EMANE is an open source distributed emulation framework which provides wireless network experimenters with a highly flexible modular environment for use during the design, development and testing of simple and complex network architectures. EMANE uses a physical layer model to account for signal propagation, antenna profile effects and interference sources in order to provide a realistic environment for wireless experimentation. Individual radio model plugins are used to emulate the lowest layers of a waveform and can be combined with existing Software Defined Radio (SDR) implementations to enable shared code emulation.

Simulation is a cost-effective method for developing, deploying and managing network-centric systems throughout their entire lifecycle. Users can evaluate the basic behavior of a network, and test combinations of network features that are likely to work. The telecommunications industry has recognized the strong benefits of network simulation as a risk abatement measure to the development of a network based product. Network designers are constantly challenged by the growing complexity of communications protocols and the increasing scale of network deployments. In order for network organizations to innovate, they need robust network simulation software to easily and intuitively model the intricate end-to-end behavior of protocols. The solution must also be able to efficiently analyze the performance of these protocols and technologies in network infrastructure models of realistic scale. We have OPNET modeler simulation capabilities and expertise for testing out networking and communications protocols at scales that are difficult to replicate with hardware.
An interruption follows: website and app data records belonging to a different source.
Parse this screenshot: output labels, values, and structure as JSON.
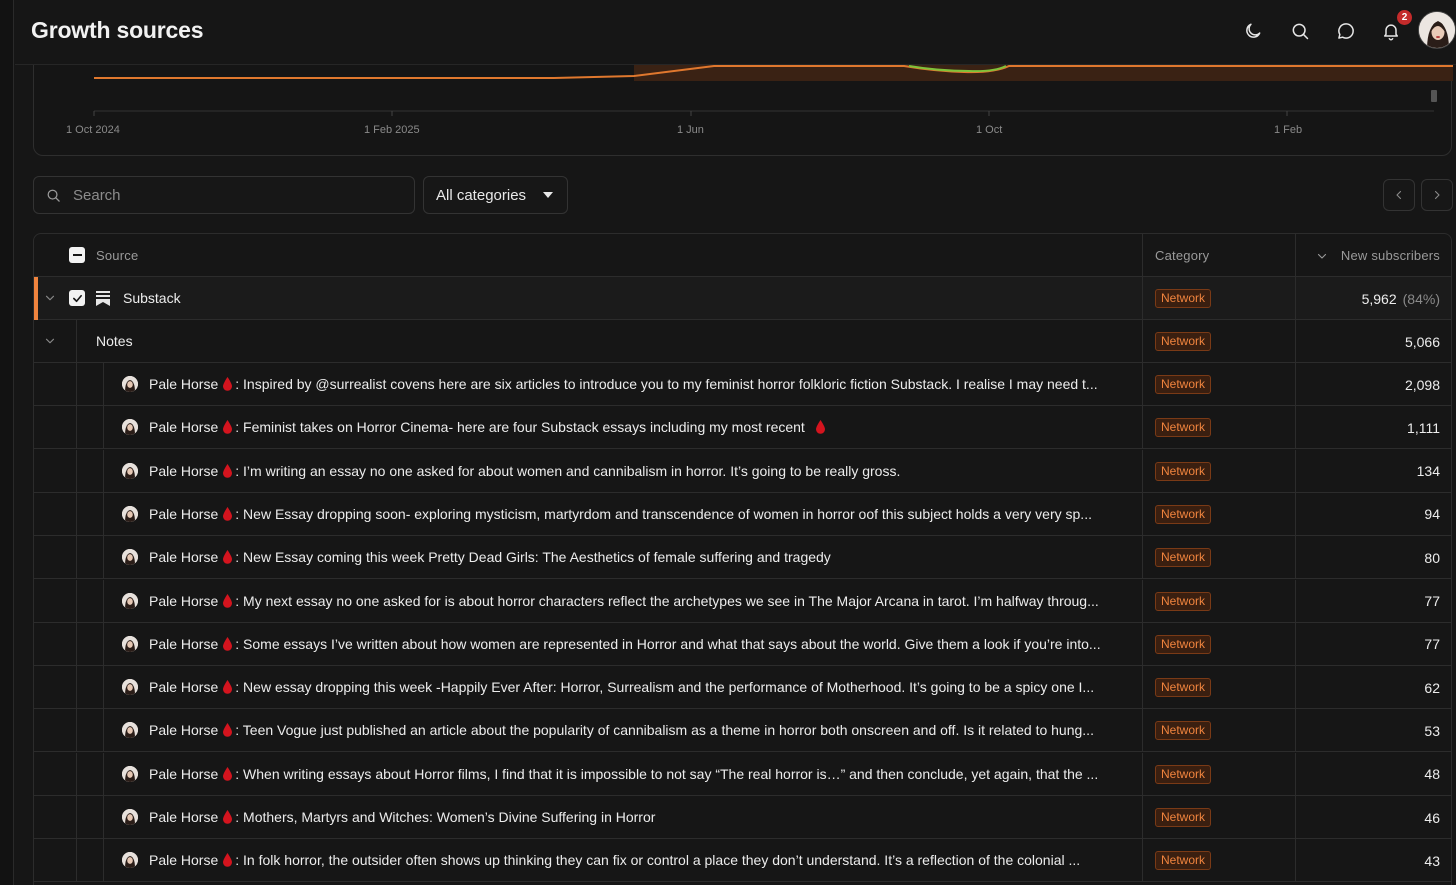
{
  "header": {
    "title": "Growth sources",
    "notification_count": "2"
  },
  "chart": {
    "x_ticks": [
      "1 Oct 2024",
      "1 Feb 2025",
      "1 Jun",
      "1 Oct",
      "1 Feb"
    ]
  },
  "controls": {
    "search_placeholder": "Search",
    "category_selected": "All categories"
  },
  "table": {
    "columns": {
      "source": "Source",
      "category": "Category",
      "new_subscribers": "New subscribers"
    },
    "group": {
      "name": "Substack",
      "category": "Network",
      "count": "5,962",
      "percent": "(84%)"
    },
    "subgroup": {
      "name": "Notes",
      "category": "Network",
      "count": "5,066"
    },
    "rows": [
      {
        "author": "Pale Horse",
        "text": ": Inspired by @surrealist covens here are six articles to introduce you to my feminist horror folkloric fiction Substack. I realise I may need t...",
        "category": "Network",
        "count": "2,098",
        "trailing_drop": false
      },
      {
        "author": "Pale Horse",
        "text": ": Feminist takes on Horror Cinema- here are four Substack essays including my most recent",
        "category": "Network",
        "count": "1,111",
        "trailing_drop": true
      },
      {
        "author": "Pale Horse",
        "text": ": I’m writing an essay no one asked for about women and cannibalism in horror. It’s going to be really gross.",
        "category": "Network",
        "count": "134",
        "trailing_drop": false
      },
      {
        "author": "Pale Horse",
        "text": ": New Essay dropping soon- exploring mysticism, martyrdom and transcendence of women in horror oof this subject holds a very very sp...",
        "category": "Network",
        "count": "94",
        "trailing_drop": false
      },
      {
        "author": "Pale Horse",
        "text": ": New Essay coming this week Pretty Dead Girls: The Aesthetics of female suffering and tragedy",
        "category": "Network",
        "count": "80",
        "trailing_drop": false
      },
      {
        "author": "Pale Horse",
        "text": ": My next essay no one asked for is about horror characters reflect the archetypes we see in The Major Arcana in tarot. I’m halfway throug...",
        "category": "Network",
        "count": "77",
        "trailing_drop": false
      },
      {
        "author": "Pale Horse",
        "text": ": Some essays I’ve written about how women are represented in Horror and what that says about the world. Give them a look if you’re into...",
        "category": "Network",
        "count": "77",
        "trailing_drop": false
      },
      {
        "author": "Pale Horse",
        "text": ": New essay dropping this week -Happily Ever After: Horror, Surrealism and the performance of Motherhood. It’s going to be a spicy one I...",
        "category": "Network",
        "count": "62",
        "trailing_drop": false
      },
      {
        "author": "Pale Horse",
        "text": ": Teen Vogue just published an article about the popularity of cannibalism as a theme in horror both onscreen and off. Is it related to hung...",
        "category": "Network",
        "count": "53",
        "trailing_drop": false
      },
      {
        "author": "Pale Horse",
        "text": ": When writing essays about Horror films, I find that it is impossible to not say “The real horror is…” and then conclude, yet again, that the ...",
        "category": "Network",
        "count": "48",
        "trailing_drop": false
      },
      {
        "author": "Pale Horse",
        "text": ": Mothers, Martyrs and Witches: Women’s Divine Suffering in Horror",
        "category": "Network",
        "count": "46",
        "trailing_drop": false
      },
      {
        "author": "Pale Horse",
        "text": ": In folk horror, the outsider often shows up thinking they can fix or control a place they don’t understand. It’s a reflection of the colonial ...",
        "category": "Network",
        "count": "43",
        "trailing_drop": false
      }
    ]
  },
  "colors": {
    "accent_orange": "#f0843e",
    "drop_red": "#d4141e",
    "background": "#161616"
  }
}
Conclusion

At the real time physical networking level, we have developed radio emulators with very specific custom behaviors, timing, and messaging protocols. These emulators allow for system level development and testing in the absence of the actual radio hardware. The following list summarizes the features:

  • These networking device emulators operate real time on the control plane of a network device.
  • As required, the emulators operate on the data plane as well such as when mimicking the delay and queuing characteristics of a network device by storing and then forwarding host data over a simulated RF network.
  • Control plane messaging responses (e.g. queue status and link metrics) can either be externally scripted to the radio emulator to implement a specific test scenario using message contents loaded from an external spreadsheet, or may be naturally occurring as a function of data plane activity reflecting bandwidth constraints.
  • SNMP agent interfaces can be implemented for network devices that are SNMP network managed devices to allow upstream SNMP management development to occur using the SNMP agent interface provided in the emulator.
  • Web interfaces and REST API interfaces can be added to the emulators to allow for HTTP/HTTPS control and status of a emulator, and for upstream REST API clients to be developed.
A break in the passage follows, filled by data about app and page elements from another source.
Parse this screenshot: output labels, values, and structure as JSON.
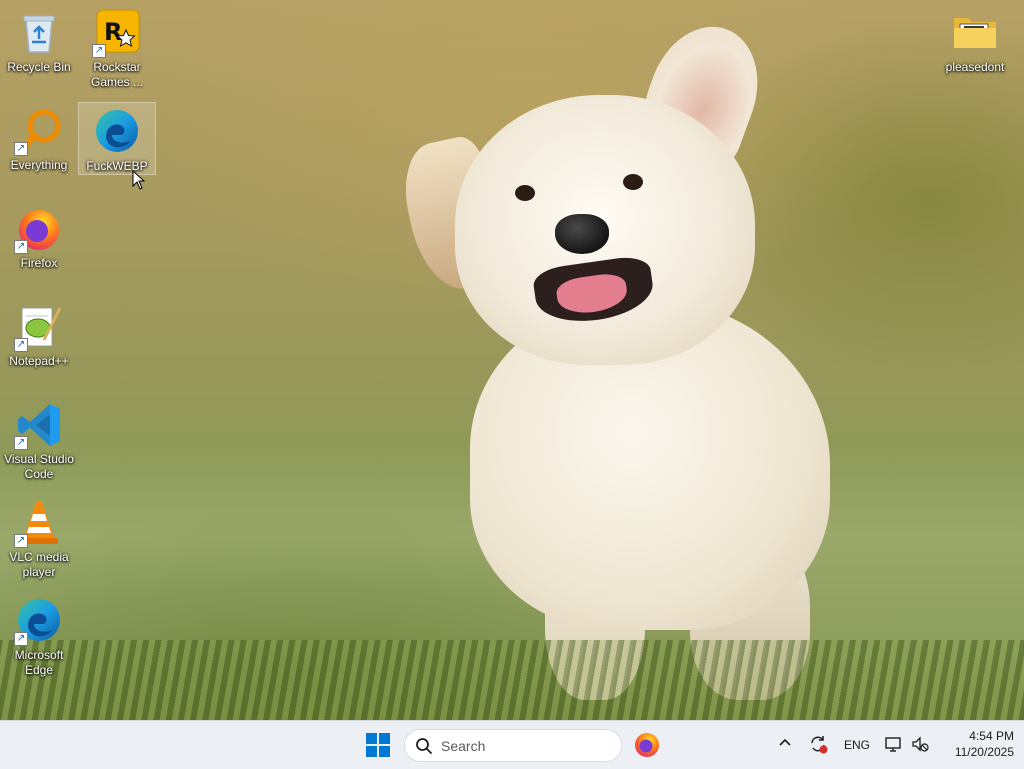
{
  "desktop": {
    "icons": [
      {
        "label": "Recycle Bin",
        "icon": "recycle-bin-icon",
        "shortcut": false
      },
      {
        "label": "Rockstar Games ...",
        "icon": "rockstar-games-icon",
        "shortcut": true
      },
      {
        "label": "Everything",
        "icon": "everything-search-icon",
        "shortcut": true
      },
      {
        "label": "FuckWEBP",
        "icon": "edge-icon",
        "shortcut": false,
        "selected": true
      },
      {
        "label": "Firefox",
        "icon": "firefox-icon",
        "shortcut": true
      },
      {
        "label": "Notepad++",
        "icon": "notepad-plus-plus-icon",
        "shortcut": true
      },
      {
        "label": "Visual Studio Code",
        "icon": "vscode-icon",
        "shortcut": true
      },
      {
        "label": "VLC media player",
        "icon": "vlc-icon",
        "shortcut": true
      },
      {
        "label": "Microsoft Edge",
        "icon": "edge-icon",
        "shortcut": true
      },
      {
        "label": "pleasedont",
        "icon": "folder-icon",
        "shortcut": false
      }
    ]
  },
  "taskbar": {
    "start_icon": "windows-start-icon",
    "search_placeholder": "Search",
    "pinned_apps": [
      {
        "name": "Firefox",
        "icon": "firefox-icon"
      }
    ],
    "tray": {
      "overflow_icon": "chevron-up-icon",
      "update_icon": "sync-alert-icon",
      "language": "ENG",
      "network_icon": "network-icon",
      "volume_icon": "volume-muted-icon"
    },
    "clock": {
      "time": "4:54 PM",
      "date": "11/20/2025"
    }
  },
  "colors": {
    "taskbar_bg": "#ecf0f4",
    "windows_blue": "#0078d4",
    "desktop_label": "#ffffff"
  }
}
We can leverage this broad experience to create emulators for your specific requirements — which extends beyond radio emulators to simulating any form of real time network accessible device where network control and possibly data plane emulation is required.

OPNET discrete event network simulation coupled with real time platform based network emulation provide the full suite of tools necessary for prototyping and evaluating systems in advance of the relatively longer and more expensive cycle of designing and developing an embedded networked communications product.